**PROBLEM:**
Could you print all the entries below exactly as they appear, omitting the pictures?

□ □ □ □ □

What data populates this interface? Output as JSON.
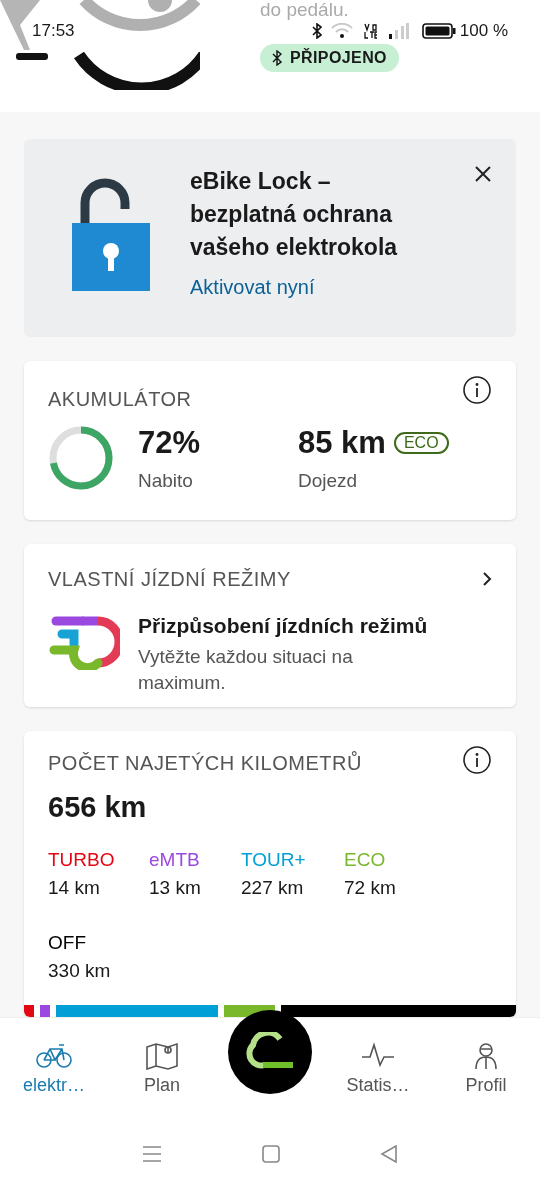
{
  "status_bar": {
    "time": "17:53",
    "battery": "100 %"
  },
  "header": {
    "hint": "do pedálu.",
    "connection": "PŘIPOJENO",
    "connected": true
  },
  "promo": {
    "title": "eBike Lock – bezplatná ochrana vašeho elektrokola",
    "link": "Aktivovat nyní"
  },
  "battery_card": {
    "title": "AKUMULÁTOR",
    "level": 0.72,
    "percent": "72%",
    "percent_label": "Nabito",
    "range": "85 km",
    "mode": "ECO",
    "range_label": "Dojezd"
  },
  "modes_card": {
    "title": "VLASTNÍ JÍZDNÍ REŽIMY",
    "heading": "Přizpůsobení jízdních režimů",
    "text": "Vytěžte každou situaci na maximum."
  },
  "km_card": {
    "title": "POČET NAJETÝCH KILOMETRŮ",
    "total": "656 km",
    "modes": [
      {
        "name": "TURBO",
        "distance": "14 km",
        "color": "#e30613"
      },
      {
        "name": "eMTB",
        "distance": "13 km",
        "color": "#9b48e0"
      },
      {
        "name": "TOUR+",
        "distance": "227 km",
        "color": "#00a0d6"
      },
      {
        "name": "ECO",
        "distance": "72 km",
        "color": "#78b82a"
      },
      {
        "name": "OFF",
        "distance": "330 km",
        "color": "#000000"
      }
    ]
  },
  "nav": [
    {
      "label": "elektr…",
      "kind": "bike",
      "selected": true
    },
    {
      "label": "Plan",
      "kind": "map",
      "selected": false
    },
    {
      "kind": "center",
      "selected": false
    },
    {
      "label": "Statis…",
      "kind": "stats",
      "selected": false
    },
    {
      "label": "Profil",
      "kind": "profile",
      "selected": false
    }
  ]
}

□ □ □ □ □

**TASK RESPONSE:**
What data populates this interface? Output as JSON.
{
  "status_bar": {
    "time": "17:53",
    "battery": "100 %"
  },
  "header": {
    "hint": "do pedálu.",
    "connection": "PŘIPOJENO",
    "connected": true
  },
  "promo": {
    "title": "eBike Lock – bezplatná ochrana vašeho elektrokola",
    "link": "Aktivovat nyní"
  },
  "battery_card": {
    "title": "AKUMULÁTOR",
    "level": 0.72,
    "percent": "72%",
    "percent_label": "Nabito",
    "range": "85 km",
    "mode": "ECO",
    "range_label": "Dojezd"
  },
  "modes_card": {
    "title": "VLASTNÍ JÍZDNÍ REŽIMY",
    "heading": "Přizpůsobení jízdních režimů",
    "text": "Vytěžte každou situaci na maximum."
  },
  "km_card": {
    "title": "POČET NAJETÝCH KILOMETRŮ",
    "total": "656 km",
    "modes": [
      {
        "name": "TURBO",
        "distance": "14 km",
        "color": "#e30613"
      },
      {
        "name": "eMTB",
        "distance": "13 km",
        "color": "#9b48e0"
      },
      {
        "name": "TOUR+",
        "distance": "227 km",
        "color": "#00a0d6"
      },
      {
        "name": "ECO",
        "distance": "72 km",
        "color": "#78b82a"
      },
      {
        "name": "OFF",
        "distance": "330 km",
        "color": "#000000"
      }
    ]
  },
  "nav": [
    {
      "label": "elektr…",
      "kind": "bike",
      "selected": true
    },
    {
      "label": "Plan",
      "kind": "map",
      "selected": false
    },
    {
      "kind": "center",
      "selected": false
    },
    {
      "label": "Statis…",
      "kind": "stats",
      "selected": false
    },
    {
      "label": "Profil",
      "kind": "profile",
      "selected": false
    }
  ]
}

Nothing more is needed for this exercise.